Component data from apps and pages
===

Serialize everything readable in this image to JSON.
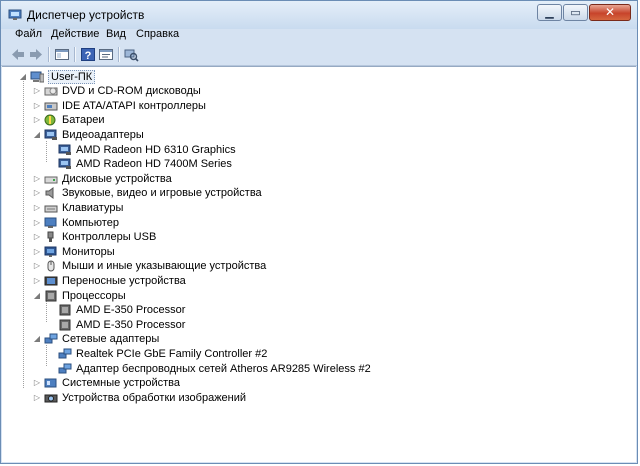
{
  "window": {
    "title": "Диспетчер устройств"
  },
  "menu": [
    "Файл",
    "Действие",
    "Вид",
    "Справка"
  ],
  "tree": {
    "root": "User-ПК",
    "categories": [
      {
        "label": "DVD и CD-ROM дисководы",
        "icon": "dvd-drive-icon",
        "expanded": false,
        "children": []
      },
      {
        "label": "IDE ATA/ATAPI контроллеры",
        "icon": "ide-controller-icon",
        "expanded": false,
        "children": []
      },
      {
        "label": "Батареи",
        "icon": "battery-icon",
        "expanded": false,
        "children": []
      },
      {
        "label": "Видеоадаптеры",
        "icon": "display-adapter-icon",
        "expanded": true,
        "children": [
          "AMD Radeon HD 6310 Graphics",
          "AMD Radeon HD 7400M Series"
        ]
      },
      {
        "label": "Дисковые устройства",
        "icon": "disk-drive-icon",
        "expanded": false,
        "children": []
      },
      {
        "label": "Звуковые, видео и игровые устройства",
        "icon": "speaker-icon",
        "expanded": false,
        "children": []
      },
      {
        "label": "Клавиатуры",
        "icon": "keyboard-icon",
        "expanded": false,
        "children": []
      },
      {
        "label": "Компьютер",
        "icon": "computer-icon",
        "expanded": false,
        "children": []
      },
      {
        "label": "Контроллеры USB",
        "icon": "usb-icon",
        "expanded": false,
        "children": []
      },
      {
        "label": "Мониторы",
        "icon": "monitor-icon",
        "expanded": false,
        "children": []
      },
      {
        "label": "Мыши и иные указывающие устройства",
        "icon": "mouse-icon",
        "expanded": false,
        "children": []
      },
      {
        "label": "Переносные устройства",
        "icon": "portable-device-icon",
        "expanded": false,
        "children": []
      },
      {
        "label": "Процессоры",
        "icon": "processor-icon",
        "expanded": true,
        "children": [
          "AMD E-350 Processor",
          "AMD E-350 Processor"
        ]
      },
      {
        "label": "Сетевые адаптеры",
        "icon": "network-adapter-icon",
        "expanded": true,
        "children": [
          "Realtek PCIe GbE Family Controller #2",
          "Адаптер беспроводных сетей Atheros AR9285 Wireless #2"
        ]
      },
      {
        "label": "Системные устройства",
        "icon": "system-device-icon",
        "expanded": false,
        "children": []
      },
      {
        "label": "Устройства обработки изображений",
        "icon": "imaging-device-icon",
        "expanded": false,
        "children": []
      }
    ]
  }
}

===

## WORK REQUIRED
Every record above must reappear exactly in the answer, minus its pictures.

## SOLUTION TO THIS EXERCISE
Serialize everything readable in this image to JSON.
{
  "window": {
    "title": "Диспетчер устройств"
  },
  "menu": [
    "Файл",
    "Действие",
    "Вид",
    "Справка"
  ],
  "tree": {
    "root": "User-ПК",
    "categories": [
      {
        "label": "DVD и CD-ROM дисководы",
        "icon": "dvd-drive-icon",
        "expanded": false,
        "children": []
      },
      {
        "label": "IDE ATA/ATAPI контроллеры",
        "icon": "ide-controller-icon",
        "expanded": false,
        "children": []
      },
      {
        "label": "Батареи",
        "icon": "battery-icon",
        "expanded": false,
        "children": []
      },
      {
        "label": "Видеоадаптеры",
        "icon": "display-adapter-icon",
        "expanded": true,
        "children": [
          "AMD Radeon HD 6310 Graphics",
          "AMD Radeon HD 7400M Series"
        ]
      },
      {
        "label": "Дисковые устройства",
        "icon": "disk-drive-icon",
        "expanded": false,
        "children": []
      },
      {
        "label": "Звуковые, видео и игровые устройства",
        "icon": "speaker-icon",
        "expanded": false,
        "children": []
      },
      {
        "label": "Клавиатуры",
        "icon": "keyboard-icon",
        "expanded": false,
        "children": []
      },
      {
        "label": "Компьютер",
        "icon": "computer-icon",
        "expanded": false,
        "children": []
      },
      {
        "label": "Контроллеры USB",
        "icon": "usb-icon",
        "expanded": false,
        "children": []
      },
      {
        "label": "Мониторы",
        "icon": "monitor-icon",
        "expanded": false,
        "children": []
      },
      {
        "label": "Мыши и иные указывающие устройства",
        "icon": "mouse-icon",
        "expanded": false,
        "children": []
      },
      {
        "label": "Переносные устройства",
        "icon": "portable-device-icon",
        "expanded": false,
        "children": []
      },
      {
        "label": "Процессоры",
        "icon": "processor-icon",
        "expanded": true,
        "children": [
          "AMD E-350 Processor",
          "AMD E-350 Processor"
        ]
      },
      {
        "label": "Сетевые адаптеры",
        "icon": "network-adapter-icon",
        "expanded": true,
        "children": [
          "Realtek PCIe GbE Family Controller #2",
          "Адаптер беспроводных сетей Atheros AR9285 Wireless #2"
        ]
      },
      {
        "label": "Системные устройства",
        "icon": "system-device-icon",
        "expanded": false,
        "children": []
      },
      {
        "label": "Устройства обработки изображений",
        "icon": "imaging-device-icon",
        "expanded": false,
        "children": []
      }
    ]
  }
}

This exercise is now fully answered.